Unfortunately, Peter had hand B, all four hands being shown below.
He just jumped to 4♥, and I passed, trusting his decision. With the ♦Q off-side, 6♥ was doomed to fail. Indeed, at least one pair went down in that contract, meaning that we got all the matchpoints we could on the board.
Note that West’s double was not wise. There was really no point in doubling since he knows we are never playing in spades. The only real reason for him to double is to ask for a spade lead. But with his ratty spade suit, he did not want partner to lead a spade — a club lead might have worked out better.
So we have covered a 3rd possible meaning of a redouble: the control-showing redouble. Left to discuss are the following: “penalty” redoubles; support redoubles; snapdragon redoubles and stripe-tailed ape redoubles.
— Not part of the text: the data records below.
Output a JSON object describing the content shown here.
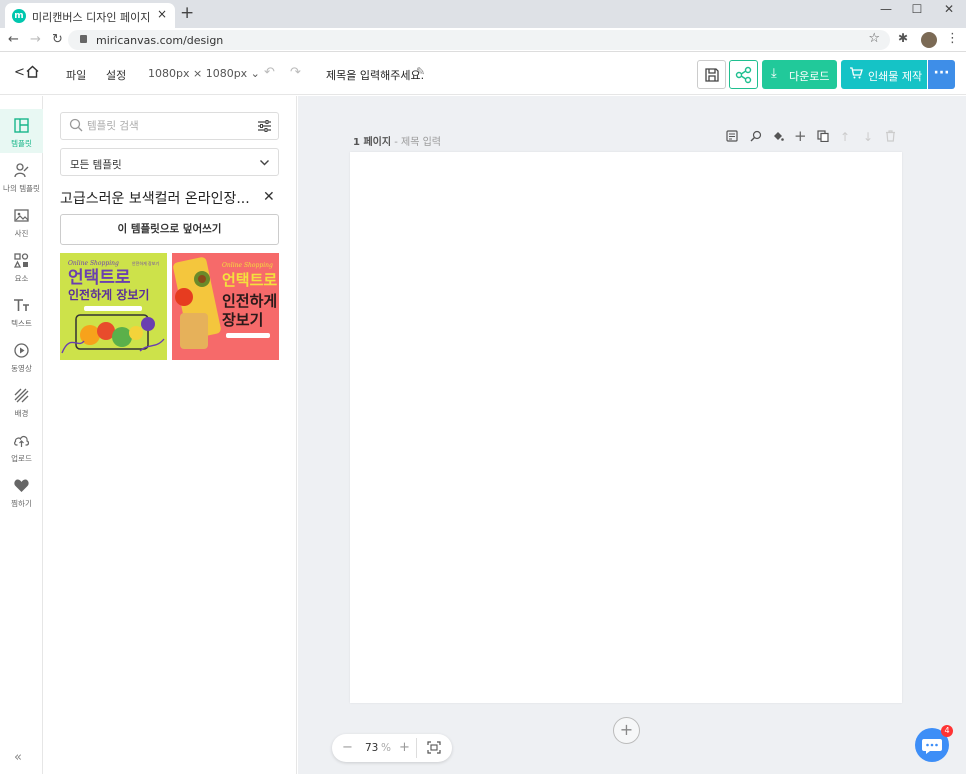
{
  "browser": {
    "tab_title": "미리캔버스 디자인 페이지",
    "tab_favicon_letter": "m",
    "tab_close": "×",
    "new_tab": "+",
    "url": "miricanvas.com/design",
    "window_controls": {
      "minimize": "—",
      "maximize": "☐",
      "close": "✕"
    }
  },
  "appbar": {
    "back": "<",
    "menu_file": "파일",
    "menu_settings": "설정",
    "canvas_size": "1080px × 1080px ⌄",
    "undo": "↶",
    "redo": "↷",
    "doc_title": "제목을 입력해주세요.",
    "download_label": "다운로드",
    "print_label": "인쇄물 제작",
    "more_label": "···",
    "colors": {
      "download": "#21c99a",
      "print": "#15c3c6",
      "more": "#3e8ee8",
      "share": "#1fbf8f"
    }
  },
  "sidebar": {
    "items": [
      {
        "label": "템플릿",
        "icon": "template-icon"
      },
      {
        "label": "나의 템플릿",
        "icon": "my-template-icon"
      },
      {
        "label": "사진",
        "icon": "photo-icon"
      },
      {
        "label": "요소",
        "icon": "elements-icon"
      },
      {
        "label": "텍스트",
        "icon": "text-icon"
      },
      {
        "label": "동영상",
        "icon": "video-icon"
      },
      {
        "label": "배경",
        "icon": "background-icon"
      },
      {
        "label": "업로드",
        "icon": "upload-icon"
      },
      {
        "label": "찜하기",
        "icon": "heart-icon"
      }
    ],
    "collapse": "«",
    "active_color": "#18b68a"
  },
  "panel": {
    "search_placeholder": "템플릿 검색",
    "dropdown_value": "모든 템플릿",
    "template_title": "고급스러운 보색컬러 온라인장...",
    "close": "✕",
    "overwrite_button": "이 템플릿으로 덮어쓰기",
    "thumbnails": [
      {
        "headline_1": "언택트로",
        "headline_2": "인전하게 장보기",
        "bg": "#cde24a"
      },
      {
        "headline_1": "언택트로",
        "headline_2": "인전하게",
        "headline_3": "장보기",
        "bg": "#f66a6a"
      }
    ]
  },
  "canvas": {
    "page_label": "1 페이지",
    "page_title_hint": " - 제목 입력",
    "add_page": "+",
    "tools": [
      "memo-icon",
      "magic-icon",
      "paint-icon",
      "add-icon",
      "copy-icon",
      "move-up-icon",
      "move-down-icon",
      "delete-icon"
    ]
  },
  "zoom": {
    "minus": "−",
    "value": "73",
    "unit": "%",
    "plus": "+"
  },
  "chat": {
    "badge": "4"
  }
}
We look forward to discussing these possible meanings of this rarest of bridge bids at the first available opportunity.
— Tom Hunt